Stored dataset items:

»»

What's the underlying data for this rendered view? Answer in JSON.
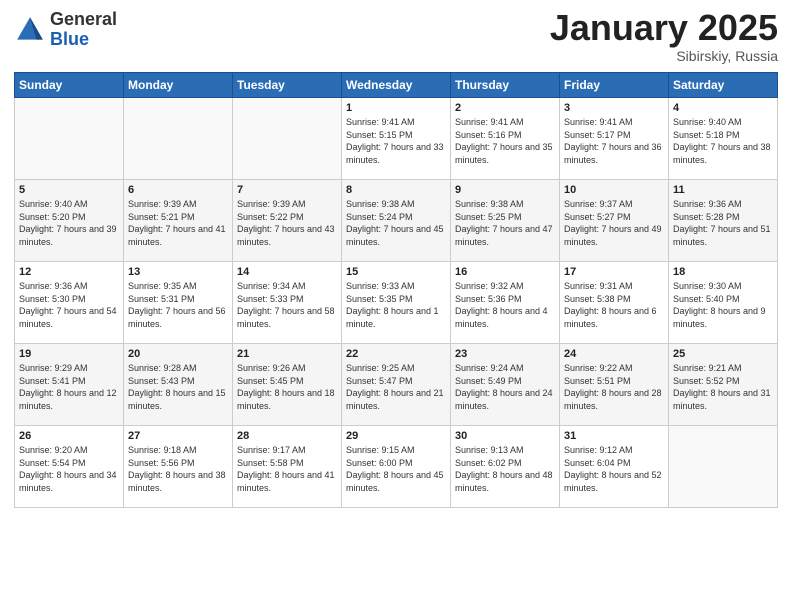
{
  "logo": {
    "general": "General",
    "blue": "Blue"
  },
  "header": {
    "month": "January 2025",
    "location": "Sibirskiy, Russia"
  },
  "weekdays": [
    "Sunday",
    "Monday",
    "Tuesday",
    "Wednesday",
    "Thursday",
    "Friday",
    "Saturday"
  ],
  "weeks": [
    [
      {
        "day": "",
        "sunrise": "",
        "sunset": "",
        "daylight": ""
      },
      {
        "day": "",
        "sunrise": "",
        "sunset": "",
        "daylight": ""
      },
      {
        "day": "",
        "sunrise": "",
        "sunset": "",
        "daylight": ""
      },
      {
        "day": "1",
        "sunrise": "Sunrise: 9:41 AM",
        "sunset": "Sunset: 5:15 PM",
        "daylight": "Daylight: 7 hours and 33 minutes."
      },
      {
        "day": "2",
        "sunrise": "Sunrise: 9:41 AM",
        "sunset": "Sunset: 5:16 PM",
        "daylight": "Daylight: 7 hours and 35 minutes."
      },
      {
        "day": "3",
        "sunrise": "Sunrise: 9:41 AM",
        "sunset": "Sunset: 5:17 PM",
        "daylight": "Daylight: 7 hours and 36 minutes."
      },
      {
        "day": "4",
        "sunrise": "Sunrise: 9:40 AM",
        "sunset": "Sunset: 5:18 PM",
        "daylight": "Daylight: 7 hours and 38 minutes."
      }
    ],
    [
      {
        "day": "5",
        "sunrise": "Sunrise: 9:40 AM",
        "sunset": "Sunset: 5:20 PM",
        "daylight": "Daylight: 7 hours and 39 minutes."
      },
      {
        "day": "6",
        "sunrise": "Sunrise: 9:39 AM",
        "sunset": "Sunset: 5:21 PM",
        "daylight": "Daylight: 7 hours and 41 minutes."
      },
      {
        "day": "7",
        "sunrise": "Sunrise: 9:39 AM",
        "sunset": "Sunset: 5:22 PM",
        "daylight": "Daylight: 7 hours and 43 minutes."
      },
      {
        "day": "8",
        "sunrise": "Sunrise: 9:38 AM",
        "sunset": "Sunset: 5:24 PM",
        "daylight": "Daylight: 7 hours and 45 minutes."
      },
      {
        "day": "9",
        "sunrise": "Sunrise: 9:38 AM",
        "sunset": "Sunset: 5:25 PM",
        "daylight": "Daylight: 7 hours and 47 minutes."
      },
      {
        "day": "10",
        "sunrise": "Sunrise: 9:37 AM",
        "sunset": "Sunset: 5:27 PM",
        "daylight": "Daylight: 7 hours and 49 minutes."
      },
      {
        "day": "11",
        "sunrise": "Sunrise: 9:36 AM",
        "sunset": "Sunset: 5:28 PM",
        "daylight": "Daylight: 7 hours and 51 minutes."
      }
    ],
    [
      {
        "day": "12",
        "sunrise": "Sunrise: 9:36 AM",
        "sunset": "Sunset: 5:30 PM",
        "daylight": "Daylight: 7 hours and 54 minutes."
      },
      {
        "day": "13",
        "sunrise": "Sunrise: 9:35 AM",
        "sunset": "Sunset: 5:31 PM",
        "daylight": "Daylight: 7 hours and 56 minutes."
      },
      {
        "day": "14",
        "sunrise": "Sunrise: 9:34 AM",
        "sunset": "Sunset: 5:33 PM",
        "daylight": "Daylight: 7 hours and 58 minutes."
      },
      {
        "day": "15",
        "sunrise": "Sunrise: 9:33 AM",
        "sunset": "Sunset: 5:35 PM",
        "daylight": "Daylight: 8 hours and 1 minute."
      },
      {
        "day": "16",
        "sunrise": "Sunrise: 9:32 AM",
        "sunset": "Sunset: 5:36 PM",
        "daylight": "Daylight: 8 hours and 4 minutes."
      },
      {
        "day": "17",
        "sunrise": "Sunrise: 9:31 AM",
        "sunset": "Sunset: 5:38 PM",
        "daylight": "Daylight: 8 hours and 6 minutes."
      },
      {
        "day": "18",
        "sunrise": "Sunrise: 9:30 AM",
        "sunset": "Sunset: 5:40 PM",
        "daylight": "Daylight: 8 hours and 9 minutes."
      }
    ],
    [
      {
        "day": "19",
        "sunrise": "Sunrise: 9:29 AM",
        "sunset": "Sunset: 5:41 PM",
        "daylight": "Daylight: 8 hours and 12 minutes."
      },
      {
        "day": "20",
        "sunrise": "Sunrise: 9:28 AM",
        "sunset": "Sunset: 5:43 PM",
        "daylight": "Daylight: 8 hours and 15 minutes."
      },
      {
        "day": "21",
        "sunrise": "Sunrise: 9:26 AM",
        "sunset": "Sunset: 5:45 PM",
        "daylight": "Daylight: 8 hours and 18 minutes."
      },
      {
        "day": "22",
        "sunrise": "Sunrise: 9:25 AM",
        "sunset": "Sunset: 5:47 PM",
        "daylight": "Daylight: 8 hours and 21 minutes."
      },
      {
        "day": "23",
        "sunrise": "Sunrise: 9:24 AM",
        "sunset": "Sunset: 5:49 PM",
        "daylight": "Daylight: 8 hours and 24 minutes."
      },
      {
        "day": "24",
        "sunrise": "Sunrise: 9:22 AM",
        "sunset": "Sunset: 5:51 PM",
        "daylight": "Daylight: 8 hours and 28 minutes."
      },
      {
        "day": "25",
        "sunrise": "Sunrise: 9:21 AM",
        "sunset": "Sunset: 5:52 PM",
        "daylight": "Daylight: 8 hours and 31 minutes."
      }
    ],
    [
      {
        "day": "26",
        "sunrise": "Sunrise: 9:20 AM",
        "sunset": "Sunset: 5:54 PM",
        "daylight": "Daylight: 8 hours and 34 minutes."
      },
      {
        "day": "27",
        "sunrise": "Sunrise: 9:18 AM",
        "sunset": "Sunset: 5:56 PM",
        "daylight": "Daylight: 8 hours and 38 minutes."
      },
      {
        "day": "28",
        "sunrise": "Sunrise: 9:17 AM",
        "sunset": "Sunset: 5:58 PM",
        "daylight": "Daylight: 8 hours and 41 minutes."
      },
      {
        "day": "29",
        "sunrise": "Sunrise: 9:15 AM",
        "sunset": "Sunset: 6:00 PM",
        "daylight": "Daylight: 8 hours and 45 minutes."
      },
      {
        "day": "30",
        "sunrise": "Sunrise: 9:13 AM",
        "sunset": "Sunset: 6:02 PM",
        "daylight": "Daylight: 8 hours and 48 minutes."
      },
      {
        "day": "31",
        "sunrise": "Sunrise: 9:12 AM",
        "sunset": "Sunset: 6:04 PM",
        "daylight": "Daylight: 8 hours and 52 minutes."
      },
      {
        "day": "",
        "sunrise": "",
        "sunset": "",
        "daylight": ""
      }
    ]
  ]
}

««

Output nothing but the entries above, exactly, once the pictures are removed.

What's the underlying data for this rendered view? Answer in JSON.
{
  "logo": {
    "general": "General",
    "blue": "Blue"
  },
  "header": {
    "month": "January 2025",
    "location": "Sibirskiy, Russia"
  },
  "weekdays": [
    "Sunday",
    "Monday",
    "Tuesday",
    "Wednesday",
    "Thursday",
    "Friday",
    "Saturday"
  ],
  "weeks": [
    [
      {
        "day": "",
        "sunrise": "",
        "sunset": "",
        "daylight": ""
      },
      {
        "day": "",
        "sunrise": "",
        "sunset": "",
        "daylight": ""
      },
      {
        "day": "",
        "sunrise": "",
        "sunset": "",
        "daylight": ""
      },
      {
        "day": "1",
        "sunrise": "Sunrise: 9:41 AM",
        "sunset": "Sunset: 5:15 PM",
        "daylight": "Daylight: 7 hours and 33 minutes."
      },
      {
        "day": "2",
        "sunrise": "Sunrise: 9:41 AM",
        "sunset": "Sunset: 5:16 PM",
        "daylight": "Daylight: 7 hours and 35 minutes."
      },
      {
        "day": "3",
        "sunrise": "Sunrise: 9:41 AM",
        "sunset": "Sunset: 5:17 PM",
        "daylight": "Daylight: 7 hours and 36 minutes."
      },
      {
        "day": "4",
        "sunrise": "Sunrise: 9:40 AM",
        "sunset": "Sunset: 5:18 PM",
        "daylight": "Daylight: 7 hours and 38 minutes."
      }
    ],
    [
      {
        "day": "5",
        "sunrise": "Sunrise: 9:40 AM",
        "sunset": "Sunset: 5:20 PM",
        "daylight": "Daylight: 7 hours and 39 minutes."
      },
      {
        "day": "6",
        "sunrise": "Sunrise: 9:39 AM",
        "sunset": "Sunset: 5:21 PM",
        "daylight": "Daylight: 7 hours and 41 minutes."
      },
      {
        "day": "7",
        "sunrise": "Sunrise: 9:39 AM",
        "sunset": "Sunset: 5:22 PM",
        "daylight": "Daylight: 7 hours and 43 minutes."
      },
      {
        "day": "8",
        "sunrise": "Sunrise: 9:38 AM",
        "sunset": "Sunset: 5:24 PM",
        "daylight": "Daylight: 7 hours and 45 minutes."
      },
      {
        "day": "9",
        "sunrise": "Sunrise: 9:38 AM",
        "sunset": "Sunset: 5:25 PM",
        "daylight": "Daylight: 7 hours and 47 minutes."
      },
      {
        "day": "10",
        "sunrise": "Sunrise: 9:37 AM",
        "sunset": "Sunset: 5:27 PM",
        "daylight": "Daylight: 7 hours and 49 minutes."
      },
      {
        "day": "11",
        "sunrise": "Sunrise: 9:36 AM",
        "sunset": "Sunset: 5:28 PM",
        "daylight": "Daylight: 7 hours and 51 minutes."
      }
    ],
    [
      {
        "day": "12",
        "sunrise": "Sunrise: 9:36 AM",
        "sunset": "Sunset: 5:30 PM",
        "daylight": "Daylight: 7 hours and 54 minutes."
      },
      {
        "day": "13",
        "sunrise": "Sunrise: 9:35 AM",
        "sunset": "Sunset: 5:31 PM",
        "daylight": "Daylight: 7 hours and 56 minutes."
      },
      {
        "day": "14",
        "sunrise": "Sunrise: 9:34 AM",
        "sunset": "Sunset: 5:33 PM",
        "daylight": "Daylight: 7 hours and 58 minutes."
      },
      {
        "day": "15",
        "sunrise": "Sunrise: 9:33 AM",
        "sunset": "Sunset: 5:35 PM",
        "daylight": "Daylight: 8 hours and 1 minute."
      },
      {
        "day": "16",
        "sunrise": "Sunrise: 9:32 AM",
        "sunset": "Sunset: 5:36 PM",
        "daylight": "Daylight: 8 hours and 4 minutes."
      },
      {
        "day": "17",
        "sunrise": "Sunrise: 9:31 AM",
        "sunset": "Sunset: 5:38 PM",
        "daylight": "Daylight: 8 hours and 6 minutes."
      },
      {
        "day": "18",
        "sunrise": "Sunrise: 9:30 AM",
        "sunset": "Sunset: 5:40 PM",
        "daylight": "Daylight: 8 hours and 9 minutes."
      }
    ],
    [
      {
        "day": "19",
        "sunrise": "Sunrise: 9:29 AM",
        "sunset": "Sunset: 5:41 PM",
        "daylight": "Daylight: 8 hours and 12 minutes."
      },
      {
        "day": "20",
        "sunrise": "Sunrise: 9:28 AM",
        "sunset": "Sunset: 5:43 PM",
        "daylight": "Daylight: 8 hours and 15 minutes."
      },
      {
        "day": "21",
        "sunrise": "Sunrise: 9:26 AM",
        "sunset": "Sunset: 5:45 PM",
        "daylight": "Daylight: 8 hours and 18 minutes."
      },
      {
        "day": "22",
        "sunrise": "Sunrise: 9:25 AM",
        "sunset": "Sunset: 5:47 PM",
        "daylight": "Daylight: 8 hours and 21 minutes."
      },
      {
        "day": "23",
        "sunrise": "Sunrise: 9:24 AM",
        "sunset": "Sunset: 5:49 PM",
        "daylight": "Daylight: 8 hours and 24 minutes."
      },
      {
        "day": "24",
        "sunrise": "Sunrise: 9:22 AM",
        "sunset": "Sunset: 5:51 PM",
        "daylight": "Daylight: 8 hours and 28 minutes."
      },
      {
        "day": "25",
        "sunrise": "Sunrise: 9:21 AM",
        "sunset": "Sunset: 5:52 PM",
        "daylight": "Daylight: 8 hours and 31 minutes."
      }
    ],
    [
      {
        "day": "26",
        "sunrise": "Sunrise: 9:20 AM",
        "sunset": "Sunset: 5:54 PM",
        "daylight": "Daylight: 8 hours and 34 minutes."
      },
      {
        "day": "27",
        "sunrise": "Sunrise: 9:18 AM",
        "sunset": "Sunset: 5:56 PM",
        "daylight": "Daylight: 8 hours and 38 minutes."
      },
      {
        "day": "28",
        "sunrise": "Sunrise: 9:17 AM",
        "sunset": "Sunset: 5:58 PM",
        "daylight": "Daylight: 8 hours and 41 minutes."
      },
      {
        "day": "29",
        "sunrise": "Sunrise: 9:15 AM",
        "sunset": "Sunset: 6:00 PM",
        "daylight": "Daylight: 8 hours and 45 minutes."
      },
      {
        "day": "30",
        "sunrise": "Sunrise: 9:13 AM",
        "sunset": "Sunset: 6:02 PM",
        "daylight": "Daylight: 8 hours and 48 minutes."
      },
      {
        "day": "31",
        "sunrise": "Sunrise: 9:12 AM",
        "sunset": "Sunset: 6:04 PM",
        "daylight": "Daylight: 8 hours and 52 minutes."
      },
      {
        "day": "",
        "sunrise": "",
        "sunset": "",
        "daylight": ""
      }
    ]
  ]
}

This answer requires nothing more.